|At the arraignment for four suspects, a court translator translated the proceedings for one of the accused, right.|
FIVE EXPLOITERS of 10 Asian women were arrested and charged for operating brothels in Boston’s Chinatown neighborhood and nearby cities of Quincy, North Reading and Cambridge.
Police raided five locations and made five arrests and freed 10 women being exploited in a sex trafficking operation. The women spoke little English but they brought in more than $100,000 a week to their exploiters.
Attorney General Maura Healey, who has made combating sex trafficking one of her top priorities, said the “arrests follow a tragic pattern we are seeing in our neighborhoods — vulnerable individuals being preyed upon and sexually exploited for profit.”
“We want victims to know that they will not be prosecuted and that our offices will work to make sure they receive the services they need and deserve.”
Pingxia Fan and Simon Shimao Lin, both of Boston, and Timothy Hayes, of Gloucester, pleaded not guilty to charges including trafficking of persons for sexual servitude, deriving support from prostitution and keeping a house of ill fame, according to the Boston Herald.

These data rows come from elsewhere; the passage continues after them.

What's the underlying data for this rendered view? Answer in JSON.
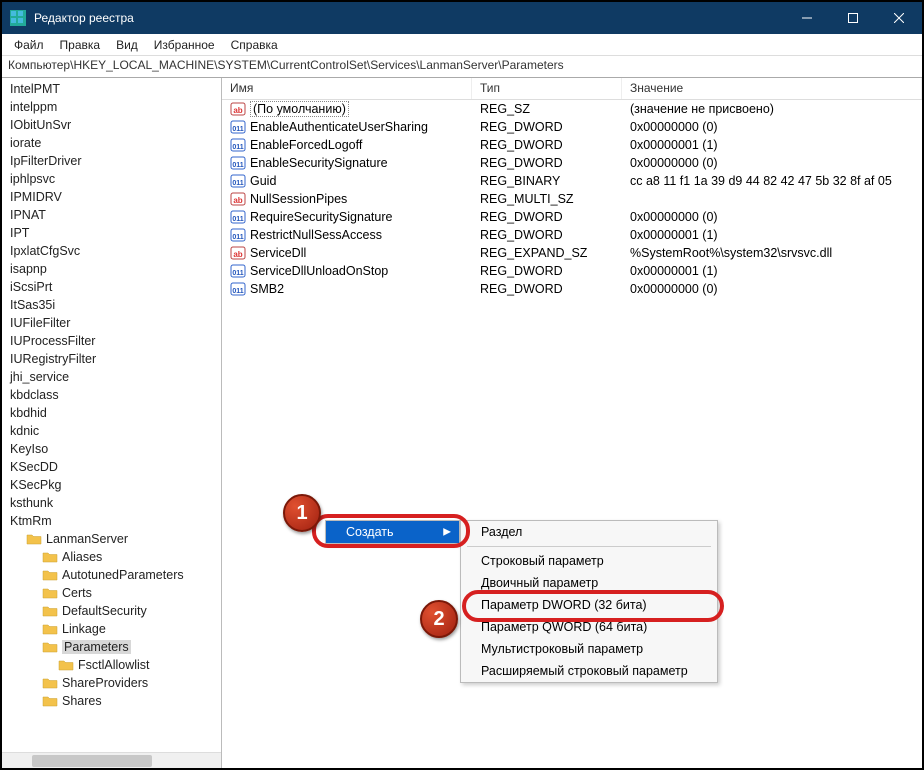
{
  "window": {
    "title": "Редактор реестра"
  },
  "menu": {
    "file": "Файл",
    "edit": "Правка",
    "view": "Вид",
    "favorites": "Избранное",
    "help": "Справка"
  },
  "addressbar": "Компьютер\\HKEY_LOCAL_MACHINE\\SYSTEM\\CurrentControlSet\\Services\\LanmanServer\\Parameters",
  "columns": {
    "name": "Имя",
    "type": "Тип",
    "value": "Значение"
  },
  "tree": [
    {
      "label": "IntelPMT",
      "kind": "key"
    },
    {
      "label": "intelppm",
      "kind": "key"
    },
    {
      "label": "IObitUnSvr",
      "kind": "key"
    },
    {
      "label": "iorate",
      "kind": "key"
    },
    {
      "label": "IpFilterDriver",
      "kind": "key"
    },
    {
      "label": "iphlpsvc",
      "kind": "key"
    },
    {
      "label": "IPMIDRV",
      "kind": "key"
    },
    {
      "label": "IPNAT",
      "kind": "key"
    },
    {
      "label": "IPT",
      "kind": "key"
    },
    {
      "label": "IpxlatCfgSvc",
      "kind": "key"
    },
    {
      "label": "isapnp",
      "kind": "key"
    },
    {
      "label": "iScsiPrt",
      "kind": "key"
    },
    {
      "label": "ItSas35i",
      "kind": "key"
    },
    {
      "label": "IUFileFilter",
      "kind": "key"
    },
    {
      "label": "IUProcessFilter",
      "kind": "key"
    },
    {
      "label": "IURegistryFilter",
      "kind": "key"
    },
    {
      "label": "jhi_service",
      "kind": "key"
    },
    {
      "label": "kbdclass",
      "kind": "key"
    },
    {
      "label": "kbdhid",
      "kind": "key"
    },
    {
      "label": "kdnic",
      "kind": "key"
    },
    {
      "label": "KeyIso",
      "kind": "key"
    },
    {
      "label": "KSecDD",
      "kind": "key"
    },
    {
      "label": "KSecPkg",
      "kind": "key"
    },
    {
      "label": "ksthunk",
      "kind": "key"
    },
    {
      "label": "KtmRm",
      "kind": "key"
    },
    {
      "label": "LanmanServer",
      "kind": "folder"
    },
    {
      "label": "Aliases",
      "kind": "sub"
    },
    {
      "label": "AutotunedParameters",
      "kind": "sub"
    },
    {
      "label": "Certs",
      "kind": "sub"
    },
    {
      "label": "DefaultSecurity",
      "kind": "sub"
    },
    {
      "label": "Linkage",
      "kind": "sub"
    },
    {
      "label": "Parameters",
      "kind": "sub",
      "selected": true
    },
    {
      "label": "FsctlAllowlist",
      "kind": "sub2"
    },
    {
      "label": "ShareProviders",
      "kind": "sub"
    },
    {
      "label": "Shares",
      "kind": "sub"
    }
  ],
  "rows": [
    {
      "icon": "str",
      "name": "(По умолчанию)",
      "type": "REG_SZ",
      "value": "(значение не присвоено)",
      "default": true
    },
    {
      "icon": "bin",
      "name": "EnableAuthenticateUserSharing",
      "type": "REG_DWORD",
      "value": "0x00000000 (0)"
    },
    {
      "icon": "bin",
      "name": "EnableForcedLogoff",
      "type": "REG_DWORD",
      "value": "0x00000001 (1)"
    },
    {
      "icon": "bin",
      "name": "EnableSecuritySignature",
      "type": "REG_DWORD",
      "value": "0x00000000 (0)"
    },
    {
      "icon": "bin",
      "name": "Guid",
      "type": "REG_BINARY",
      "value": "cc a8 11 f1 1a 39 d9 44 82 42 47 5b 32 8f af 05"
    },
    {
      "icon": "str",
      "name": "NullSessionPipes",
      "type": "REG_MULTI_SZ",
      "value": ""
    },
    {
      "icon": "bin",
      "name": "RequireSecuritySignature",
      "type": "REG_DWORD",
      "value": "0x00000000 (0)"
    },
    {
      "icon": "bin",
      "name": "RestrictNullSessAccess",
      "type": "REG_DWORD",
      "value": "0x00000001 (1)"
    },
    {
      "icon": "str",
      "name": "ServiceDll",
      "type": "REG_EXPAND_SZ",
      "value": "%SystemRoot%\\system32\\srvsvc.dll"
    },
    {
      "icon": "bin",
      "name": "ServiceDllUnloadOnStop",
      "type": "REG_DWORD",
      "value": "0x00000001 (1)"
    },
    {
      "icon": "bin",
      "name": "SMB2",
      "type": "REG_DWORD",
      "value": "0x00000000 (0)"
    }
  ],
  "context1": {
    "create": "Создать"
  },
  "context2": {
    "key": "Раздел",
    "string": "Строковый параметр",
    "binary": "Двоичный параметр",
    "dword": "Параметр DWORD (32 бита)",
    "qword": "Параметр QWORD (64 бита)",
    "multi": "Мультистроковый параметр",
    "expand": "Расширяемый строковый параметр"
  },
  "badges": {
    "one": "1",
    "two": "2"
  }
}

A judge set their bail at $150,000.
Robert Mozer and Biqun Xiao, both of Deerfield, New Hampshire, were charged with conspiracy to traffic persons for sexual servitude. Bail for Mozer was set at $50,000 after he entered a not guilty plea.
A fifth suspect, Biqun Xiao, 47, of Deerfield, N.H., was charged with conspiracy to traffic persons for sexual servitude and was arraigned Friday (May 5).
The victims, all Asian women forced into the sex trade, were brought here from Flushing, N.Y., said Nancy Rothstein, a prosecutor with the attorney general’s human trafficking division.
“They’re taken to a brothel location where they’re not permitted to leave,” Rothstein told the judge.
“They are given food and after a couple of weeks, they’re taken to another brothel location.”
“What we’ve heard from most of the commercial sex buyers who we interviewed in this case …. would say there was pretty much only mattresses there,” she said.
|This house in Quincy, Mass. was used as a brothel.|
The "arrests follow a tragic pattern we are seeing in our neighborhoods—vulnerable individuals being preyed upon and sexually exploited for profit,” said AG Healey. “We want victims to know that they will not be prosecuted and that our offices will work to make sure they receive the services they need and deserve.”
“Sex trafficking is without a doubt, the most common form of modern-day slavery and it’s big business,” said Harold H. Shaw, Special Agent in Charge of the FBI Boston Division.
“This case demonstrates the problem is right here within our communities, impacting victims, the safety of our neighborhoods, and our quality of life. Together, with our law enforcement partners, the FBI will continue to identify and locate the criminal enterprises that are perpetrating these egregious crimes,” said Shaw.